The building application for the retailer's newest international store has been finalised and construction is due to begin after Christmas, chairman Gerry Harvey told shareholders at the company's annual general meeting today. The move is set to complement Harvey Norman's move into Asia and hopefully act as a springboard for the rest of Europe.
"It is an emerging country with great potential," Harvey told the meeting.
The retail giant posted a net profit of $110.31 million after tax for the 12 months to June 30, 2000 - an increase of 37.7 per cent on last year. Sales for the year were up 27 per cent on the previous year - with a fully franked dividend of 2 cents per share to be paid on December 4.
Shareholders also voted to grant options on two million shares to general manager of computers and communications John Slack-Smith and also to Stephen Hauville, who will head up the electrical division of the company.
"Electricals and computers represent around 70 per cent of our total business," Harvey continued. "In the past I've done both these jobs but I can't continue to do that. We have got to look at the bigger picture - this is part of the evolution of the company."
The directors also detailed the results of Harvey Norman's Asian operations, which recorded revenues of about $97 million last financial year across its six stores. Harvey Norman also distributes for Samsung in Malaysia, an operation which Harvey describes as "a good little business".
And while retailers complain of decreasing sales, Harvey Norman's retail sales are up 18 per cent year on year for the two most notorious retailing months for slow sales this year, July and August.
"It is difficult to work out. Our sales are quite good. You talk to franchises and they say it is not too good but when you get the figures out it is not that bad at all," he said.

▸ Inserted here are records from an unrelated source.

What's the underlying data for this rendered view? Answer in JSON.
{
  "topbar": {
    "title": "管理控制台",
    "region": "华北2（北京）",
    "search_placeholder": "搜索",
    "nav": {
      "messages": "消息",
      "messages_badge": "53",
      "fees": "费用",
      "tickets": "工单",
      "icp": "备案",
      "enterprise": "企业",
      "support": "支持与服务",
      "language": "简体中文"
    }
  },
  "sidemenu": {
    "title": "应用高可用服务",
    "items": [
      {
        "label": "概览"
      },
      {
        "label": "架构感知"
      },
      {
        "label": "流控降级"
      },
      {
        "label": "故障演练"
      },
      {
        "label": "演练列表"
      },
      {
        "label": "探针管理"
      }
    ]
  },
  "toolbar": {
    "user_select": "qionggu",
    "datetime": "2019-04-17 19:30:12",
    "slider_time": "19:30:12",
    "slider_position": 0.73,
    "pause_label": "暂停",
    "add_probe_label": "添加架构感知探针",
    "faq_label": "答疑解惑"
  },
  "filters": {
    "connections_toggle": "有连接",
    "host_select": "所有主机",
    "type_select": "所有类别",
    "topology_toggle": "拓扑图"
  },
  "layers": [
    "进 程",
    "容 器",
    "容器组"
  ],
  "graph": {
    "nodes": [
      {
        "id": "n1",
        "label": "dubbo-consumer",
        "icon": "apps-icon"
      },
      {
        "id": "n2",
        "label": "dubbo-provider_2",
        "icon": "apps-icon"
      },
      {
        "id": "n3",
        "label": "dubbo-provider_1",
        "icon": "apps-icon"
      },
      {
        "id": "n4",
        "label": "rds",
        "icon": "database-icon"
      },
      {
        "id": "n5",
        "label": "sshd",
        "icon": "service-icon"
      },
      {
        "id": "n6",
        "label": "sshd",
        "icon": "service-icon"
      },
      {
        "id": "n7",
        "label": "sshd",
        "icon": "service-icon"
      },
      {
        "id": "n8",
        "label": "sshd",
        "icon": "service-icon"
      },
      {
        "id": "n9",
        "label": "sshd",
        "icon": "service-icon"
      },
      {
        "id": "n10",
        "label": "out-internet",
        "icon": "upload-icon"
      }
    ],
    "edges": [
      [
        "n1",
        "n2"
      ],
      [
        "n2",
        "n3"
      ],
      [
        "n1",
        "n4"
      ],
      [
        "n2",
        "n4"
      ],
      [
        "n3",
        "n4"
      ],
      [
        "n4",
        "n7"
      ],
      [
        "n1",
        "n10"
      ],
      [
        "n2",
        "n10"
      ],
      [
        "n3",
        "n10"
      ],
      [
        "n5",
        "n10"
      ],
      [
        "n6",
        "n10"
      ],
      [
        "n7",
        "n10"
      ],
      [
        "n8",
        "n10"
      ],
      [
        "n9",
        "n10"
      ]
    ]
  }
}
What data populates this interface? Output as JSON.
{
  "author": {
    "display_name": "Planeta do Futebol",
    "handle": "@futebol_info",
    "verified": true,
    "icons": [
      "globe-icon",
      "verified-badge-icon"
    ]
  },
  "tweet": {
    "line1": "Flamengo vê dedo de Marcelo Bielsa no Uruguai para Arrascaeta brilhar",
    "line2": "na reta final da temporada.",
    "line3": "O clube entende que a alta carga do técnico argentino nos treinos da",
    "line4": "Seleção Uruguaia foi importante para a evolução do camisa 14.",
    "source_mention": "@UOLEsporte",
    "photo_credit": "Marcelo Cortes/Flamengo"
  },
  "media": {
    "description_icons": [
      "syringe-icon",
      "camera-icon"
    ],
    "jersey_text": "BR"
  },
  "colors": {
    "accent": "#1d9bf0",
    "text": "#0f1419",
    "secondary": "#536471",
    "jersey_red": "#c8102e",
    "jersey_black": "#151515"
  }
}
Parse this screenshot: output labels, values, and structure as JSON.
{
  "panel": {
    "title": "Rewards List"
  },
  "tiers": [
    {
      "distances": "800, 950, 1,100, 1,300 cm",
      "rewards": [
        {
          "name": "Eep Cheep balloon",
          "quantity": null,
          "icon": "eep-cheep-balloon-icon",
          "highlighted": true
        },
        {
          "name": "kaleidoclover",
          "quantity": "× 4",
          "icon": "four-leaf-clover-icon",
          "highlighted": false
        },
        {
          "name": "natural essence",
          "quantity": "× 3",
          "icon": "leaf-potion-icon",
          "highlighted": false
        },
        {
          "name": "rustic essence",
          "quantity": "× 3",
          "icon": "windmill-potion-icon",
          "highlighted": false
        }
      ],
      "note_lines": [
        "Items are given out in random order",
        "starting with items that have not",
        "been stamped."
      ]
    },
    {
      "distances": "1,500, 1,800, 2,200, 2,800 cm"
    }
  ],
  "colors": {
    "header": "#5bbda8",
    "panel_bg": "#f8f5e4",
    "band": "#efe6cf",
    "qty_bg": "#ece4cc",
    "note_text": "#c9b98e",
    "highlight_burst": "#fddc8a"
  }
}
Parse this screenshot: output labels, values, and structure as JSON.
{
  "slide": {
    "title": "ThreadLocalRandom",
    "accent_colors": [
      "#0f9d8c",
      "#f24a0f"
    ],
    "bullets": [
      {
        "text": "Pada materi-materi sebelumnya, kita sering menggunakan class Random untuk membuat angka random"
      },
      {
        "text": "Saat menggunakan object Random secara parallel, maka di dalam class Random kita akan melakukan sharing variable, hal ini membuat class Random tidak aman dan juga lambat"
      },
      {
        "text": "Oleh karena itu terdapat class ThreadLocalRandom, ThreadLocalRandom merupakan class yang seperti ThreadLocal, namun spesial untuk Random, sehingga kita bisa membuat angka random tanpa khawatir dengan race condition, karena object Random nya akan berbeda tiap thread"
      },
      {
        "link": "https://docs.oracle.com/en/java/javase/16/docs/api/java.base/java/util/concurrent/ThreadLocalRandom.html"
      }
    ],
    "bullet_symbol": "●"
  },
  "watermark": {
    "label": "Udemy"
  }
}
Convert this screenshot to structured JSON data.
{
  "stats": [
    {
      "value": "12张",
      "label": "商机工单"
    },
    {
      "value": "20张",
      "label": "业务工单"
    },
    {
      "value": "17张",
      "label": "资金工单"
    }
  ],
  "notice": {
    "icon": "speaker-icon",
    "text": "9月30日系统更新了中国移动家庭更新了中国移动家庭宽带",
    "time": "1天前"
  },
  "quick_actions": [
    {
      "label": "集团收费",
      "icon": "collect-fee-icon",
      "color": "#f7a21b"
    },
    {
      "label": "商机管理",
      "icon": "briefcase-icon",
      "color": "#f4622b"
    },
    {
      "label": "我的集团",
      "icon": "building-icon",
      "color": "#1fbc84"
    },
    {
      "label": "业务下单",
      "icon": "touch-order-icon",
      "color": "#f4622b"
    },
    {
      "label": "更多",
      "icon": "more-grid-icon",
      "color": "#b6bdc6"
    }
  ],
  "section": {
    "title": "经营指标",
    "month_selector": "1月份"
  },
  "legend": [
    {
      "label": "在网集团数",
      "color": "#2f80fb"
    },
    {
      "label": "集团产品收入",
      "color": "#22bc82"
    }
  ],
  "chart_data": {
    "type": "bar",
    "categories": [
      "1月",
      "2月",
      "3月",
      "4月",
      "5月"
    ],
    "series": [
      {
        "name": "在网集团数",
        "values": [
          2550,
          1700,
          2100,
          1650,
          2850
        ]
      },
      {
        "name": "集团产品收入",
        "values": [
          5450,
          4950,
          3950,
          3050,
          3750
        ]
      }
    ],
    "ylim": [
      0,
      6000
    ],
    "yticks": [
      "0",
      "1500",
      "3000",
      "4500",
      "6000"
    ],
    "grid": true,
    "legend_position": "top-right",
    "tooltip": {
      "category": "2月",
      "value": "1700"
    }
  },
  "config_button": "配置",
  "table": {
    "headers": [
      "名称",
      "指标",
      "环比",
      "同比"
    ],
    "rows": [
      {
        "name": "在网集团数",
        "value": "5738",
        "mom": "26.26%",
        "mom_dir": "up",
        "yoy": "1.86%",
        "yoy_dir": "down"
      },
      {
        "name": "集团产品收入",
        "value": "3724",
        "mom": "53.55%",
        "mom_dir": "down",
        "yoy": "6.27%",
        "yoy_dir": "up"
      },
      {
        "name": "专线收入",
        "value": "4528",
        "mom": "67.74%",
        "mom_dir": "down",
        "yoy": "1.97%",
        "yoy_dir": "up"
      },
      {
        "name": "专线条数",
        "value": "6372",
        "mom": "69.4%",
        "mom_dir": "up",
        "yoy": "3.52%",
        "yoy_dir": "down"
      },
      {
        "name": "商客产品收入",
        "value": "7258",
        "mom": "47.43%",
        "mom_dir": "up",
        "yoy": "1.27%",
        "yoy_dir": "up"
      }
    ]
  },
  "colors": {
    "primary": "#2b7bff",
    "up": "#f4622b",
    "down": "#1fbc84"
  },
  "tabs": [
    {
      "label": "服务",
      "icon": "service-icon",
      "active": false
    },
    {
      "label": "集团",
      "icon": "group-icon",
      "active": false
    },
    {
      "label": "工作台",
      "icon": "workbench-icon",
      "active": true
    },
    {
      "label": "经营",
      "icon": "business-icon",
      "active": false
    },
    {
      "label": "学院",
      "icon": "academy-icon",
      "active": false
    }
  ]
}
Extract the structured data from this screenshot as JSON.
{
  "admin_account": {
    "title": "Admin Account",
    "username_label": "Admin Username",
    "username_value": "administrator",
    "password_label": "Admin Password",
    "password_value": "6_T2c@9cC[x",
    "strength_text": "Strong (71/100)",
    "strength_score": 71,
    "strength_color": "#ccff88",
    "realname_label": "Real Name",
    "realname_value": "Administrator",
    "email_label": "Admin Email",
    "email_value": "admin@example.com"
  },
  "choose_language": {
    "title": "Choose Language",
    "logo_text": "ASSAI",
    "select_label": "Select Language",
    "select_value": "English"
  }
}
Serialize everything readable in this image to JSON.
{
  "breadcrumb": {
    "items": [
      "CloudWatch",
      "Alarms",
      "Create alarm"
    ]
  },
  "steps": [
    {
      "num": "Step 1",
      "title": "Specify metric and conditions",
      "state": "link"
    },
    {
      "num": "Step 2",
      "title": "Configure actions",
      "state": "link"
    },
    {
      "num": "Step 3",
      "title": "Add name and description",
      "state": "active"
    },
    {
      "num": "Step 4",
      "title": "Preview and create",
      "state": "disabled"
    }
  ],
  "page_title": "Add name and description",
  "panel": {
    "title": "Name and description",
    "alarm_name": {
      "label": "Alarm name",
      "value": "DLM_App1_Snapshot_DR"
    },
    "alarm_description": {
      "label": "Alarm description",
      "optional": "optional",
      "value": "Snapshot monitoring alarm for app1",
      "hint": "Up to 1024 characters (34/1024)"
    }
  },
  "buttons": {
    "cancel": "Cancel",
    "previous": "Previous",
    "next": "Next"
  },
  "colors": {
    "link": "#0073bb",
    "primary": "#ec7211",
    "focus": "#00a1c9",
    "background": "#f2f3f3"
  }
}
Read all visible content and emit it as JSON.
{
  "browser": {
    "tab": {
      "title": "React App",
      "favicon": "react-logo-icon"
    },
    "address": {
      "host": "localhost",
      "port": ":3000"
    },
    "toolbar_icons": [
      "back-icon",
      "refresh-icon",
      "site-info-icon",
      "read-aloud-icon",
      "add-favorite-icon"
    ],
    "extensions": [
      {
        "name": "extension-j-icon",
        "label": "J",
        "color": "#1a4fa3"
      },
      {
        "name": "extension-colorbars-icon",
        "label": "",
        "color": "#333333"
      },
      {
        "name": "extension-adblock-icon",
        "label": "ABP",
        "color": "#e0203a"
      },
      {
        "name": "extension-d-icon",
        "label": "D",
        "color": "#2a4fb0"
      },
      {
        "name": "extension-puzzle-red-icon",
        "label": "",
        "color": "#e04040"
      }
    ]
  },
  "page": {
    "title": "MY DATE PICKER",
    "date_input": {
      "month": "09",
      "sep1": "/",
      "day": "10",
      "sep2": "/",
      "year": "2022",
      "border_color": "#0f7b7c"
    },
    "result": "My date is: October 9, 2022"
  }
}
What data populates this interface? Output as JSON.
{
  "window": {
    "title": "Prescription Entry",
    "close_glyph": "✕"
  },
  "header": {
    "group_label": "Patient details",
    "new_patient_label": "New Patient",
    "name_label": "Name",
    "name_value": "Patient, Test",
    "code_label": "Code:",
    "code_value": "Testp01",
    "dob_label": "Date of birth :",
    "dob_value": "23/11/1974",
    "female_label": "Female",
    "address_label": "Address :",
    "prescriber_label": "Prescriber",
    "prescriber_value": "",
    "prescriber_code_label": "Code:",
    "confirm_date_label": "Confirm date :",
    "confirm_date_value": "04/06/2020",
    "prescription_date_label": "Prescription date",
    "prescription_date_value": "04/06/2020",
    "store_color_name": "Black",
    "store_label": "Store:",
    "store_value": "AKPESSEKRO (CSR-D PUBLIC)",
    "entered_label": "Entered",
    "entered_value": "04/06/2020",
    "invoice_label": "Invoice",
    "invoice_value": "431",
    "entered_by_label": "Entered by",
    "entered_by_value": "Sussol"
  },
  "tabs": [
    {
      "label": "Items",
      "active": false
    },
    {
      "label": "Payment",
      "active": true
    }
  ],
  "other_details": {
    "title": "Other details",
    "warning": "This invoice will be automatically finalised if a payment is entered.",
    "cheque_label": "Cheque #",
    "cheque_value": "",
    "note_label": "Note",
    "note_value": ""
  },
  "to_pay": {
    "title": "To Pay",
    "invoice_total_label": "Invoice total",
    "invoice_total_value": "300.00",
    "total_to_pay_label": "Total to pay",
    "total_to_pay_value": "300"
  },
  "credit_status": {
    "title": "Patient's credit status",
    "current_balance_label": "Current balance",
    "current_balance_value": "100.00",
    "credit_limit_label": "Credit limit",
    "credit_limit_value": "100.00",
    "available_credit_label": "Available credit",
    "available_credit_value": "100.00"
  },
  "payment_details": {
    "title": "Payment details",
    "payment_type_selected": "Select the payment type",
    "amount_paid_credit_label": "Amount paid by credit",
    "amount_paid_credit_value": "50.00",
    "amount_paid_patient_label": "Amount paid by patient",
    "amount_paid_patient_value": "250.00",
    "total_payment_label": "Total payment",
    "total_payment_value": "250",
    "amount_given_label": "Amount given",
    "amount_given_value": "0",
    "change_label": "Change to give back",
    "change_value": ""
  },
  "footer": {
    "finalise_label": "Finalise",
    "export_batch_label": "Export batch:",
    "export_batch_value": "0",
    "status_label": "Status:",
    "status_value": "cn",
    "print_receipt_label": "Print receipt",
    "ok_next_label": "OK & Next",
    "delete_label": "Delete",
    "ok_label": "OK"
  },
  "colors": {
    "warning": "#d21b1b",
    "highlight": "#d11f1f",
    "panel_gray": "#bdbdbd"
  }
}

Harvey described the computer business as "OK", admitting sales have been "all over the place" and GST implementation has been confusing.